··· Data for this task
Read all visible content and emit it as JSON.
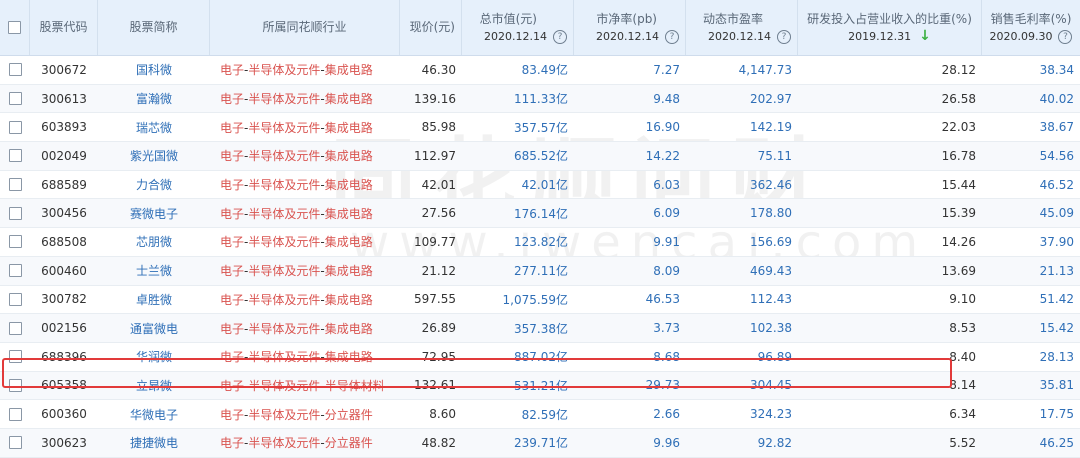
{
  "header": {
    "code": "股票代码",
    "name": "股票简称",
    "industry": "所属同花顺行业",
    "price": "现价(元)",
    "cap": "总市值(元)",
    "cap_date": "2020.12.14",
    "pb": "市净率(pb)",
    "pb_date": "2020.12.14",
    "pe": "动态市盈率",
    "pe_date": "2020.12.14",
    "rd": "研发投入占营业收入的比重(%)",
    "rd_date": "2019.12.31",
    "gm": "销售毛利率(%)",
    "gm_date": "2020.09.30",
    "help_glyph": "?",
    "sort_glyph": "↓"
  },
  "watermark": {
    "text": "同花顺问财",
    "url": "www.iwencai.com"
  },
  "rows": [
    {
      "code": "300672",
      "name": "国科微",
      "ind1": "电子",
      "ind2": "半导体及元件",
      "ind3": "集成电路",
      "price": "46.30",
      "cap": "83.49亿",
      "pb": "7.27",
      "pe": "4,147.73",
      "rd": "28.12",
      "gm": "38.34"
    },
    {
      "code": "300613",
      "name": "富瀚微",
      "ind1": "电子",
      "ind2": "半导体及元件",
      "ind3": "集成电路",
      "price": "139.16",
      "cap": "111.33亿",
      "pb": "9.48",
      "pe": "202.97",
      "rd": "26.58",
      "gm": "40.02"
    },
    {
      "code": "603893",
      "name": "瑞芯微",
      "ind1": "电子",
      "ind2": "半导体及元件",
      "ind3": "集成电路",
      "price": "85.98",
      "cap": "357.57亿",
      "pb": "16.90",
      "pe": "142.19",
      "rd": "22.03",
      "gm": "38.67"
    },
    {
      "code": "002049",
      "name": "紫光国微",
      "ind1": "电子",
      "ind2": "半导体及元件",
      "ind3": "集成电路",
      "price": "112.97",
      "cap": "685.52亿",
      "pb": "14.22",
      "pe": "75.11",
      "rd": "16.78",
      "gm": "54.56"
    },
    {
      "code": "688589",
      "name": "力合微",
      "ind1": "电子",
      "ind2": "半导体及元件",
      "ind3": "集成电路",
      "price": "42.01",
      "cap": "42.01亿",
      "pb": "6.03",
      "pe": "362.46",
      "rd": "15.44",
      "gm": "46.52"
    },
    {
      "code": "300456",
      "name": "赛微电子",
      "ind1": "电子",
      "ind2": "半导体及元件",
      "ind3": "集成电路",
      "price": "27.56",
      "cap": "176.14亿",
      "pb": "6.09",
      "pe": "178.80",
      "rd": "15.39",
      "gm": "45.09"
    },
    {
      "code": "688508",
      "name": "芯朋微",
      "ind1": "电子",
      "ind2": "半导体及元件",
      "ind3": "集成电路",
      "price": "109.77",
      "cap": "123.82亿",
      "pb": "9.91",
      "pe": "156.69",
      "rd": "14.26",
      "gm": "37.90"
    },
    {
      "code": "600460",
      "name": "士兰微",
      "ind1": "电子",
      "ind2": "半导体及元件",
      "ind3": "集成电路",
      "price": "21.12",
      "cap": "277.11亿",
      "pb": "8.09",
      "pe": "469.43",
      "rd": "13.69",
      "gm": "21.13"
    },
    {
      "code": "300782",
      "name": "卓胜微",
      "ind1": "电子",
      "ind2": "半导体及元件",
      "ind3": "集成电路",
      "price": "597.55",
      "cap": "1,075.59亿",
      "pb": "46.53",
      "pe": "112.43",
      "rd": "9.10",
      "gm": "51.42"
    },
    {
      "code": "002156",
      "name": "通富微电",
      "ind1": "电子",
      "ind2": "半导体及元件",
      "ind3": "集成电路",
      "price": "26.89",
      "cap": "357.38亿",
      "pb": "3.73",
      "pe": "102.38",
      "rd": "8.53",
      "gm": "15.42"
    },
    {
      "code": "688396",
      "name": "华润微",
      "ind1": "电子",
      "ind2": "半导体及元件",
      "ind3": "集成电路",
      "price": "72.95",
      "cap": "887.02亿",
      "pb": "8.68",
      "pe": "96.89",
      "rd": "8.40",
      "gm": "28.13"
    },
    {
      "code": "605358",
      "name": "立昂微",
      "ind1": "电子",
      "ind2": "半导体及元件",
      "ind3": "半导体材料",
      "price": "132.61",
      "cap": "531.21亿",
      "pb": "29.73",
      "pe": "304.45",
      "rd": "8.14",
      "gm": "35.81"
    },
    {
      "code": "600360",
      "name": "华微电子",
      "ind1": "电子",
      "ind2": "半导体及元件",
      "ind3": "分立器件",
      "price": "8.60",
      "cap": "82.59亿",
      "pb": "2.66",
      "pe": "324.23",
      "rd": "6.34",
      "gm": "17.75"
    },
    {
      "code": "300623",
      "name": "捷捷微电",
      "ind1": "电子",
      "ind2": "半导体及元件",
      "ind3": "分立器件",
      "price": "48.82",
      "cap": "239.71亿",
      "pb": "9.96",
      "pe": "92.82",
      "rd": "5.52",
      "gm": "46.25"
    }
  ]
}
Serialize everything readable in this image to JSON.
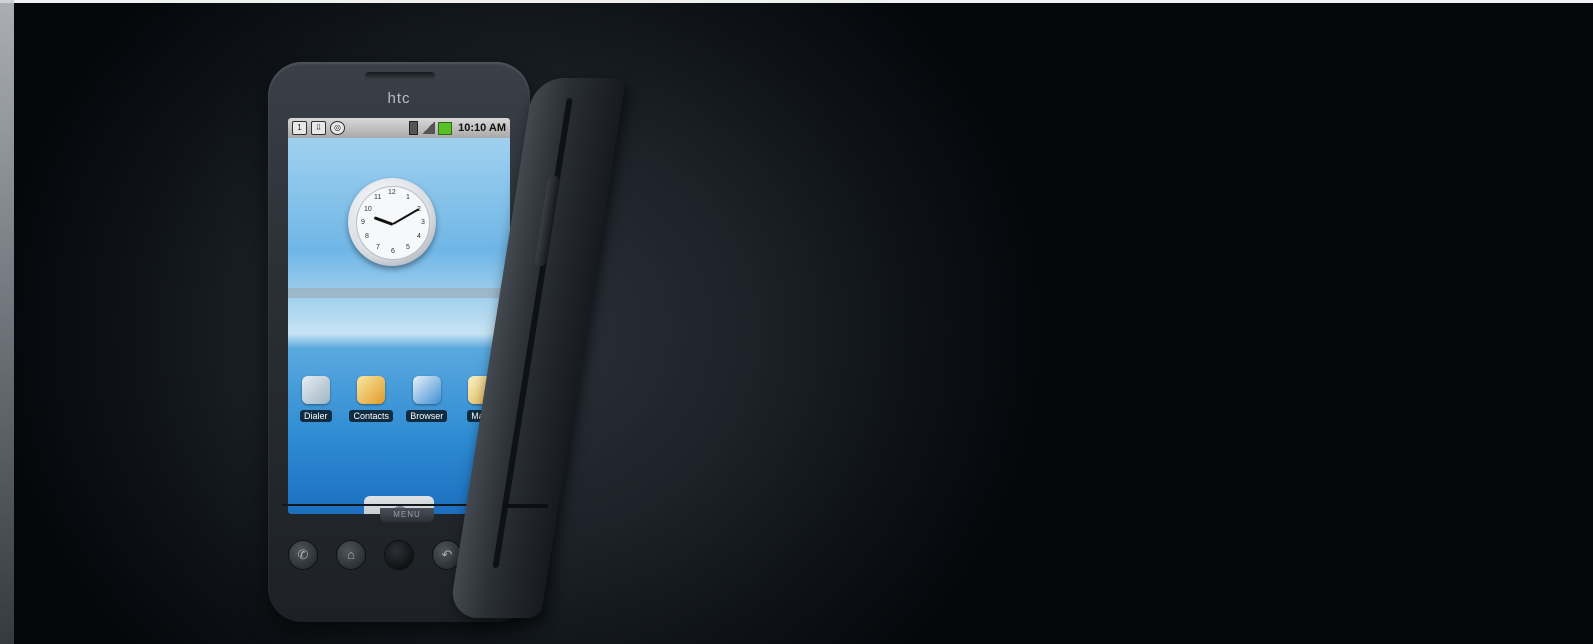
{
  "device": {
    "brand": "htc",
    "menu_label": "MENU"
  },
  "statusbar": {
    "time": "10:10 AM",
    "notif_icons": [
      "calendar-icon",
      "usb-icon",
      "sync-icon"
    ]
  },
  "clock": {
    "numbers": [
      "12",
      "1",
      "2",
      "3",
      "4",
      "5",
      "6",
      "7",
      "8",
      "9",
      "10",
      "11"
    ]
  },
  "apps": [
    {
      "label": "Dialer",
      "icon": "dialer-icon"
    },
    {
      "label": "Contacts",
      "icon": "contacts-icon"
    },
    {
      "label": "Browser",
      "icon": "browser-icon"
    },
    {
      "label": "Maps",
      "icon": "maps-icon"
    }
  ],
  "nav": [
    {
      "icon": "call-icon",
      "glyph": "✆"
    },
    {
      "icon": "home-icon",
      "glyph": "⌂"
    },
    {
      "icon": "trackball-icon",
      "glyph": ""
    },
    {
      "icon": "back-icon",
      "glyph": "↶"
    },
    {
      "icon": "end-call-icon",
      "glyph": "☎"
    }
  ],
  "colors": {
    "background": "#05070b",
    "statusbar": "#b5b5b5",
    "wallpaper_sky": "#8fc9ee",
    "wallpaper_sea": "#2e8bd3"
  }
}
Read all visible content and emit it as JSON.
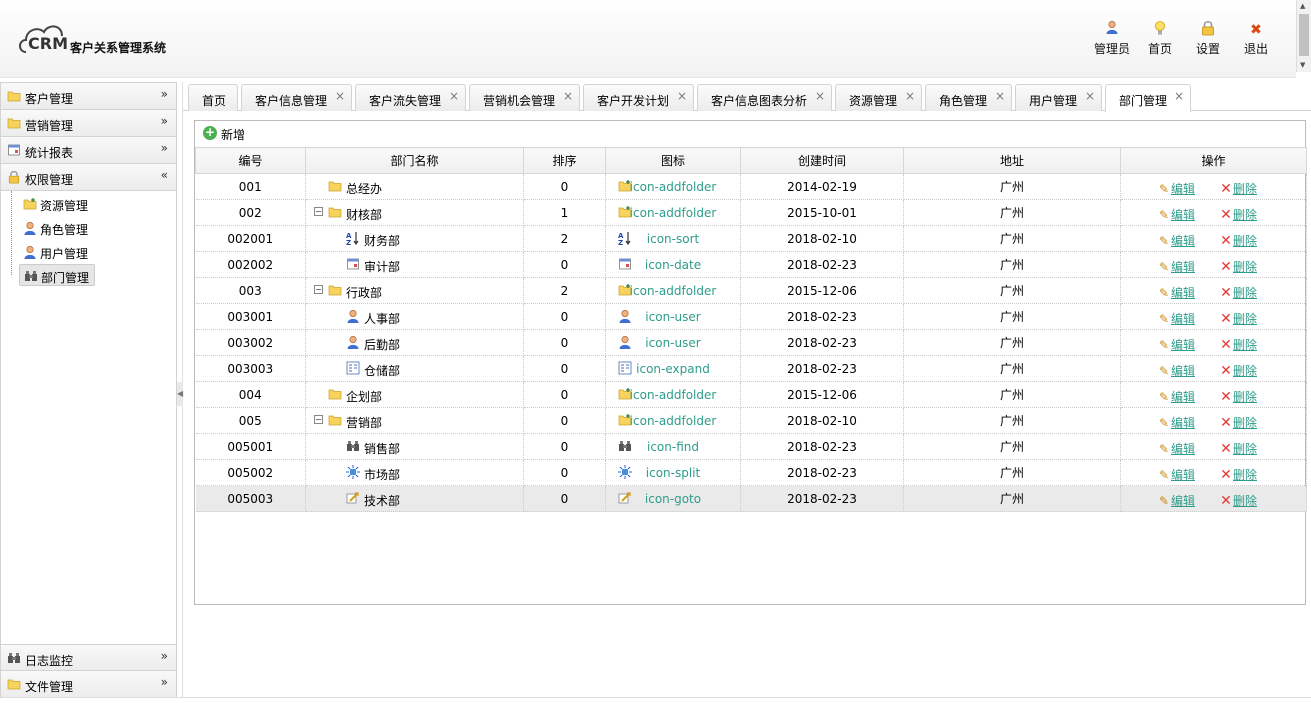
{
  "app": {
    "logo_text": "CRM",
    "title": "客户关系管理系统"
  },
  "topnav": [
    {
      "label": "管理员",
      "icon": "user-icon"
    },
    {
      "label": "首页",
      "icon": "bulb-icon"
    },
    {
      "label": "设置",
      "icon": "lock-icon"
    },
    {
      "label": "退出",
      "icon": "close-icon"
    }
  ],
  "sidebar": {
    "top_sections": [
      {
        "label": "客户管理",
        "icon": "folder-icon"
      },
      {
        "label": "营销管理",
        "icon": "folder-icon"
      },
      {
        "label": "统计报表",
        "icon": "date-icon"
      },
      {
        "label": "权限管理",
        "icon": "lock-icon"
      }
    ],
    "tree": [
      {
        "label": "资源管理",
        "icon": "addfolder-icon"
      },
      {
        "label": "角色管理",
        "icon": "user-icon"
      },
      {
        "label": "用户管理",
        "icon": "user-icon"
      },
      {
        "label": "部门管理",
        "icon": "find-icon",
        "selected": true
      }
    ],
    "bottom_sections": [
      {
        "label": "日志监控",
        "icon": "find-icon"
      },
      {
        "label": "文件管理",
        "icon": "folder-icon"
      }
    ]
  },
  "tabs": [
    {
      "label": "首页",
      "closable": false
    },
    {
      "label": "客户信息管理",
      "closable": true
    },
    {
      "label": "客户流失管理",
      "closable": true
    },
    {
      "label": "营销机会管理",
      "closable": true
    },
    {
      "label": "客户开发计划",
      "closable": true
    },
    {
      "label": "客户信息图表分析",
      "closable": true
    },
    {
      "label": "资源管理",
      "closable": true
    },
    {
      "label": "角色管理",
      "closable": true
    },
    {
      "label": "用户管理",
      "closable": true
    },
    {
      "label": "部门管理",
      "closable": true,
      "active": true
    }
  ],
  "toolbar": {
    "add_label": "新增"
  },
  "table": {
    "columns": [
      "编号",
      "部门名称",
      "排序",
      "图标",
      "创建时间",
      "地址",
      "操作"
    ],
    "edit_label": "编辑",
    "delete_label": "删除",
    "rows": [
      {
        "code": "001",
        "name": "总经办",
        "level": 0,
        "expander": "",
        "sort": "0",
        "icon": "icon-addfolder",
        "created": "2014-02-19",
        "address": "广州"
      },
      {
        "code": "002",
        "name": "财核部",
        "level": 0,
        "expander": "−",
        "sort": "1",
        "icon": "icon-addfolder",
        "created": "2015-10-01",
        "address": "广州"
      },
      {
        "code": "002001",
        "name": "财务部",
        "level": 1,
        "expander": "",
        "sort": "2",
        "icon": "icon-sort",
        "created": "2018-02-10",
        "address": "广州"
      },
      {
        "code": "002002",
        "name": "审计部",
        "level": 1,
        "expander": "",
        "sort": "0",
        "icon": "icon-date",
        "created": "2018-02-23",
        "address": "广州"
      },
      {
        "code": "003",
        "name": "行政部",
        "level": 0,
        "expander": "−",
        "sort": "2",
        "icon": "icon-addfolder",
        "created": "2015-12-06",
        "address": "广州"
      },
      {
        "code": "003001",
        "name": "人事部",
        "level": 1,
        "expander": "",
        "sort": "0",
        "icon": "icon-user",
        "created": "2018-02-23",
        "address": "广州"
      },
      {
        "code": "003002",
        "name": "后勤部",
        "level": 1,
        "expander": "",
        "sort": "0",
        "icon": "icon-user",
        "created": "2018-02-23",
        "address": "广州"
      },
      {
        "code": "003003",
        "name": "仓储部",
        "level": 1,
        "expander": "",
        "sort": "0",
        "icon": "icon-expand",
        "created": "2018-02-23",
        "address": "广州"
      },
      {
        "code": "004",
        "name": "企划部",
        "level": 0,
        "expander": "",
        "sort": "0",
        "icon": "icon-addfolder",
        "created": "2015-12-06",
        "address": "广州"
      },
      {
        "code": "005",
        "name": "营销部",
        "level": 0,
        "expander": "−",
        "sort": "0",
        "icon": "icon-addfolder",
        "created": "2018-02-10",
        "address": "广州"
      },
      {
        "code": "005001",
        "name": "销售部",
        "level": 1,
        "expander": "",
        "sort": "0",
        "icon": "icon-find",
        "created": "2018-02-23",
        "address": "广州"
      },
      {
        "code": "005002",
        "name": "市场部",
        "level": 1,
        "expander": "",
        "sort": "0",
        "icon": "icon-split",
        "created": "2018-02-23",
        "address": "广州"
      },
      {
        "code": "005003",
        "name": "技术部",
        "level": 1,
        "expander": "",
        "sort": "0",
        "icon": "icon-goto",
        "created": "2018-02-23",
        "address": "广州",
        "highlighted": true
      }
    ]
  }
}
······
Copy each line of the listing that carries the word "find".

        "icon": "find-icon",
        "icon": "find-icon"
        "icon": "icon-find",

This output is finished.